# Execution rests on IQ test

The BBC are reporting that convicted murderer Daryl Atkins may be executed by the state of Virginia, based on a recent IQ test where he scored 74, four points above the legal definition of retardation, which had previously excluded him from the death penalty.

When first tested in 1998, his IQ measured 59, well below the 70 points cut-off level. The cut-off of 70 is significant, owing to design of the IQ test.

Intelligence shows a specific sort of distribution in the population, and follows a common pattern, known as a normal distribution.

Rather than design a test with arbitrary figures, modern IQ tests have been created with specific statistical properties to make them easier to interpret: the average IQ is 100, and the standard deviation (the average variation from the average) is 15. Click here to see a graph of this in a pop-up window.

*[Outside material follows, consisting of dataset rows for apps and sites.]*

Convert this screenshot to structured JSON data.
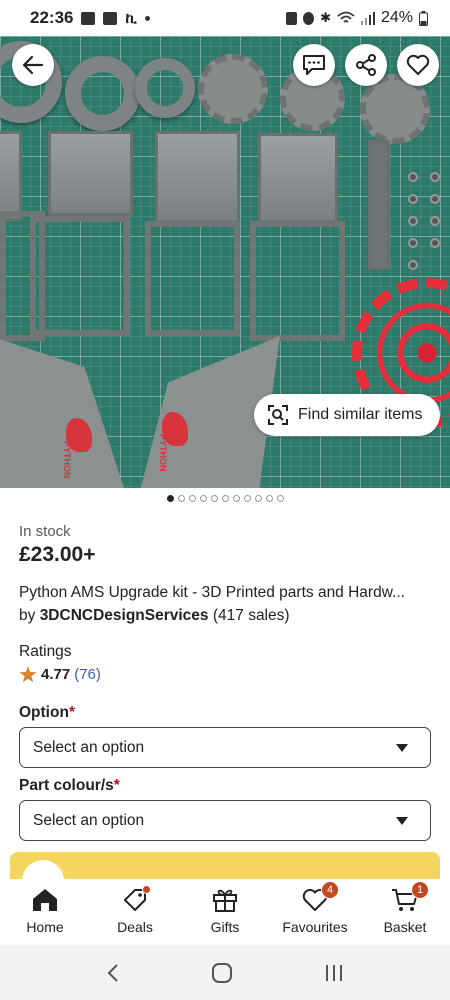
{
  "status_bar": {
    "time": "22:36",
    "battery": "24%"
  },
  "hero": {
    "find_similar_label": "Find similar items",
    "page_count": 11,
    "active_page": 1,
    "engraving_text": "PYTHON"
  },
  "listing": {
    "stock": "In stock",
    "price": "£23.00+",
    "title": "Python AMS Upgrade kit - 3D Printed parts and Hardw...",
    "by_prefix": "by",
    "shop_name": "3DCNCDesignServices",
    "sales": "(417 sales)",
    "ratings_label": "Ratings",
    "rating_score": "4.77",
    "rating_count": "(76)"
  },
  "options": {
    "option_label": "Option",
    "option_required": "*",
    "option_value": "Select an option",
    "colour_label": "Part colour/s",
    "colour_required": "*",
    "colour_value": "Select an option"
  },
  "nav": {
    "items": [
      {
        "label": "Home",
        "icon": "home-icon"
      },
      {
        "label": "Deals",
        "icon": "tag-icon"
      },
      {
        "label": "Gifts",
        "icon": "gift-icon"
      },
      {
        "label": "Favourites",
        "icon": "heart-icon",
        "badge": "4"
      },
      {
        "label": "Basket",
        "icon": "basket-icon",
        "badge": "1"
      }
    ]
  },
  "colors": {
    "accent_badge": "#c4471f",
    "link_blue": "#3c63a8",
    "banner_yellow": "#f6d55f",
    "required_red": "#b3121f"
  }
}
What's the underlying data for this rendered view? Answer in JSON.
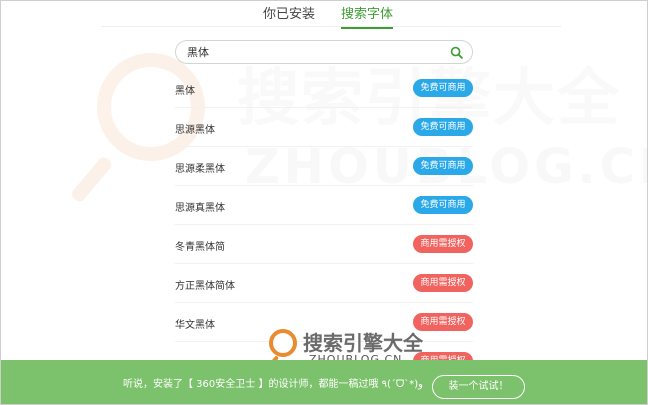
{
  "tabs": [
    {
      "label": "你已安装",
      "active": false
    },
    {
      "label": "搜索字体",
      "active": true
    }
  ],
  "search": {
    "value": "黑体",
    "icon": "search-icon"
  },
  "fonts": [
    {
      "name": "黑体",
      "license": "免费可商用",
      "license_type": "free"
    },
    {
      "name": "思源黑体",
      "license": "免费可商用",
      "license_type": "free"
    },
    {
      "name": "思源柔黑体",
      "license": "免费可商用",
      "license_type": "free"
    },
    {
      "name": "思源真黑体",
      "license": "免费可商用",
      "license_type": "free"
    },
    {
      "name": "冬青黑体简",
      "license": "商用需授权",
      "license_type": "paid"
    },
    {
      "name": "方正黑体简体",
      "license": "商用需授权",
      "license_type": "paid"
    },
    {
      "name": "华文黑体",
      "license": "商用需授权",
      "license_type": "paid"
    },
    {
      "name": "",
      "license": "商用需授权",
      "license_type": "paid"
    }
  ],
  "watermark": {
    "cn": "搜索引擎大全",
    "en": "ZHOUBLOG.CN"
  },
  "banner": {
    "message": "听说，安装了【 360安全卫士 】的设计师，都能一稿过哦 ٩(ˊᗜˋ*)و",
    "button": "装一个试试！"
  },
  "colors": {
    "accent": "#3f9c35",
    "free_badge": "#2aa8e8",
    "paid_badge": "#f0635f",
    "banner_bg": "#7cc16b"
  }
}
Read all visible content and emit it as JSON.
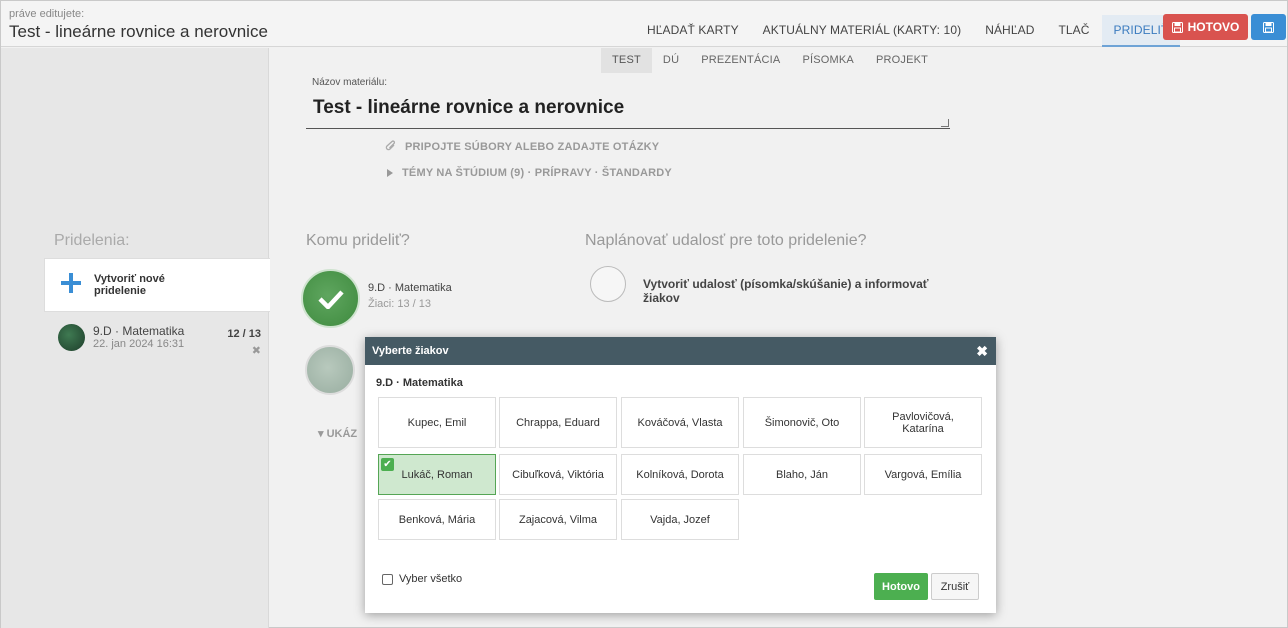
{
  "header": {
    "editing_label": "práve editujete:",
    "editing_title": "Test - lineárne rovnice a nerovnice",
    "tabs": [
      {
        "label": "HĽADAŤ KARTY",
        "active": false
      },
      {
        "label": "AKTUÁLNY MATERIÁL (KARTY: 10)",
        "active": false
      },
      {
        "label": "NÁHĽAD",
        "active": false
      },
      {
        "label": "TLAČ",
        "active": false
      },
      {
        "label": "PRIDELIŤ",
        "active": true
      }
    ],
    "done_label": "HOTOVO",
    "done_color": "#d9534f",
    "save_color": "#3a8ed5",
    "accent": "#3a7bbf"
  },
  "subnav": {
    "tabs": [
      {
        "label": "TEST",
        "active": true
      },
      {
        "label": "DÚ",
        "active": false
      },
      {
        "label": "PREZENTÁCIA",
        "active": false
      },
      {
        "label": "PÍSOMKA",
        "active": false
      },
      {
        "label": "PROJEKT",
        "active": false
      }
    ]
  },
  "material": {
    "name_label": "Názov materiálu:",
    "name_value": "Test - lineárne rovnice a nerovnice",
    "attach_label": "PRIPOJTE SÚBORY ALEBO ZADAJTE OTÁZKY",
    "topics_label": "TÉMY NA ŠTÚDIUM (9) · PRÍPRAVY · ŠTANDARDY"
  },
  "sidebar": {
    "heading": "Pridelenia:",
    "new_assignment": "Vytvoriť nové pridelenie",
    "assignments": [
      {
        "title": "9.D · Matematika",
        "date": "22. jan 2024 16:31",
        "count": "12 / 13",
        "remove": "✖"
      }
    ]
  },
  "assign": {
    "to_whom": "Komu prideliť?",
    "schedule": "Naplánovať udalosť pre toto pridelenie?",
    "class_name": "9.D · Matematika",
    "class_students": "Žiaci: 13 / 13",
    "event_text": "Vytvoriť udalosť (písomka/skúšanie) a informovať žiakov",
    "show_more": "UKÁZ"
  },
  "modal": {
    "title": "Vyberte žiakov",
    "close": "✖",
    "class_label": "9.D · Matematika",
    "students": [
      {
        "name": "Kupec, Emil",
        "selected": false
      },
      {
        "name": "Chrappa, Eduard",
        "selected": false
      },
      {
        "name": "Kováčová, Vlasta",
        "selected": false
      },
      {
        "name": "Šimonovič, Oto",
        "selected": false
      },
      {
        "name": "Pavlovičová, Katarína",
        "selected": false
      },
      {
        "name": "Lukáč, Roman",
        "selected": true
      },
      {
        "name": "Cibuľková, Viktória",
        "selected": false
      },
      {
        "name": "Kolníková, Dorota",
        "selected": false
      },
      {
        "name": "Blaho, Ján",
        "selected": false
      },
      {
        "name": "Vargová, Emília",
        "selected": false
      },
      {
        "name": "Benková, Mária",
        "selected": false
      },
      {
        "name": "Zajacová, Vilma",
        "selected": false
      },
      {
        "name": "Vajda, Jozef",
        "selected": false
      }
    ],
    "select_all": "Vyber všetko",
    "done": "Hotovo",
    "cancel": "Zrušiť"
  }
}
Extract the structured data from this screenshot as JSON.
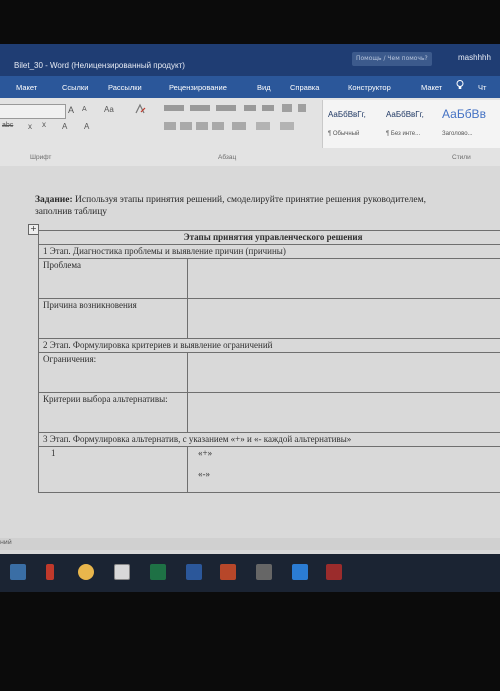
{
  "window": {
    "doc_title": "Bilet_30  -  Word (Нелицензированный продукт)",
    "search_placeholder": "Помощь / Чем помочь?",
    "user": "mashhhh"
  },
  "menu": {
    "tabs": [
      "Макет",
      "Ссылки",
      "Рассылки",
      "Рецензирование",
      "Вид",
      "Справка",
      "Конструктор",
      "Макет",
      "Чт"
    ]
  },
  "ribbon": {
    "font_grow": "A",
    "font_shrink": "A",
    "font_case": "Aa",
    "strike": "abc",
    "sub": "x",
    "sup": "x",
    "highlight": "A",
    "font_color": "A",
    "group_font": "Шрифт",
    "group_paragraph": "Абзац",
    "group_styles": "Стили",
    "styles": [
      {
        "sample": "АаБбВвГг,",
        "name": "¶ Обычный"
      },
      {
        "sample": "АаБбВвГг,",
        "name": "¶ Без инте..."
      },
      {
        "sample": "АаБбВв",
        "name": "Заголово..."
      }
    ]
  },
  "document": {
    "task_label": "Задание:",
    "task_text": " Используя этапы принятия решений, смоделируйте принятие решения руководителем,",
    "task_text2": "заполнив таблицу",
    "table": {
      "header": "Этапы принятия управленческого решения",
      "stage1": "1 Этап. Диагностика проблемы и выявление причин (причины)",
      "problem": "Проблема",
      "cause": "Причина возникновения",
      "stage2": "2 Этап. Формулировка критериев и выявление ограничений",
      "limits": "Ограничения:",
      "criteria": "Критерии выбора альтернативы:",
      "stage3": "3 Этап. Формулировка альтернатив, с указанием «+» и «- каждой альтернативы»",
      "alt_num": "1",
      "plus": "«+»",
      "minus": "«-»"
    }
  },
  "statusbar": {
    "text": "ний"
  },
  "colors": {
    "titlebar": "#1f3d73",
    "menubar": "#2b579a",
    "ribbon": "#e3e3e3",
    "page": "#d9d9d9"
  }
}
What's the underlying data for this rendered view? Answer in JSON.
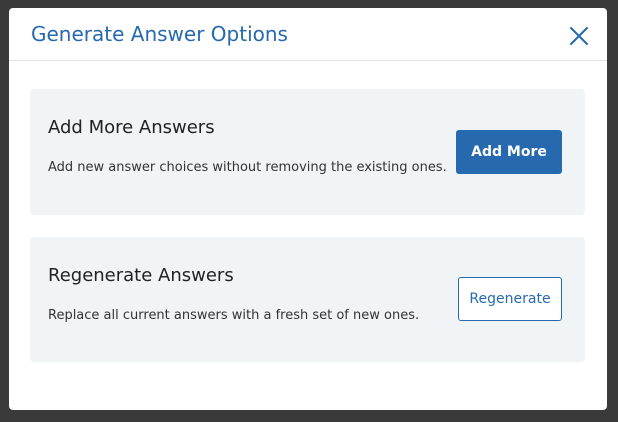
{
  "dialog": {
    "title": "Generate Answer Options",
    "close_icon": "close-icon",
    "accent_color": "#2769ae"
  },
  "options": {
    "add_more": {
      "title": "Add More Answers",
      "description": "Add new answer choices without removing the existing ones.",
      "button_label": "Add More"
    },
    "regenerate": {
      "title": "Regenerate Answers",
      "description": "Replace all current answers with a fresh set of new ones.",
      "button_label": "Regenerate"
    }
  }
}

The cut-off of 70 is two standard-deviations below the average. It is known that 95% of the population will score within two standard deviations on either side of the average. This makes the legal definition of retardation, at least in Virginia, as having an IQ score in the bottom 2.5% of the population.

There is no easy explanation as to why someone’s IQ score might rise during a 7-year period. Prosecutors are arguing that he ‘pulled-punches’ on the original test, the defence argue that his interaction with lawyers has raised his IQ – although many factors, such as distraction, the skill and reliability of the tester, and familiarity with the tests can affect the score.

Interestingly, the prosecution are arguing that his IQ is actually 76, 2 points higher than the defence claim. Why quibble over two points?

Possibly because of another statistical property of IQ. It has a standard error of measurement (the average error in assessing the presumed true score) of 5 points.

Even taking into account a standard error of measurement of 5 points, a score of 76 would definitely be above the level of retardation – making Atkins eligible for the death penalty, whereas a score of 74 is still ambiguous.

Interestingly, it was a supreme court decision, based on Atkins case, that first made it illegal to execute convicts considered legally retarded.

Statistical properties aside, the whole concept of IQ itself is still controversial among some psychologists, and was most notably criticised in Stephen Jay Gould’s book The Mismeasure of Man.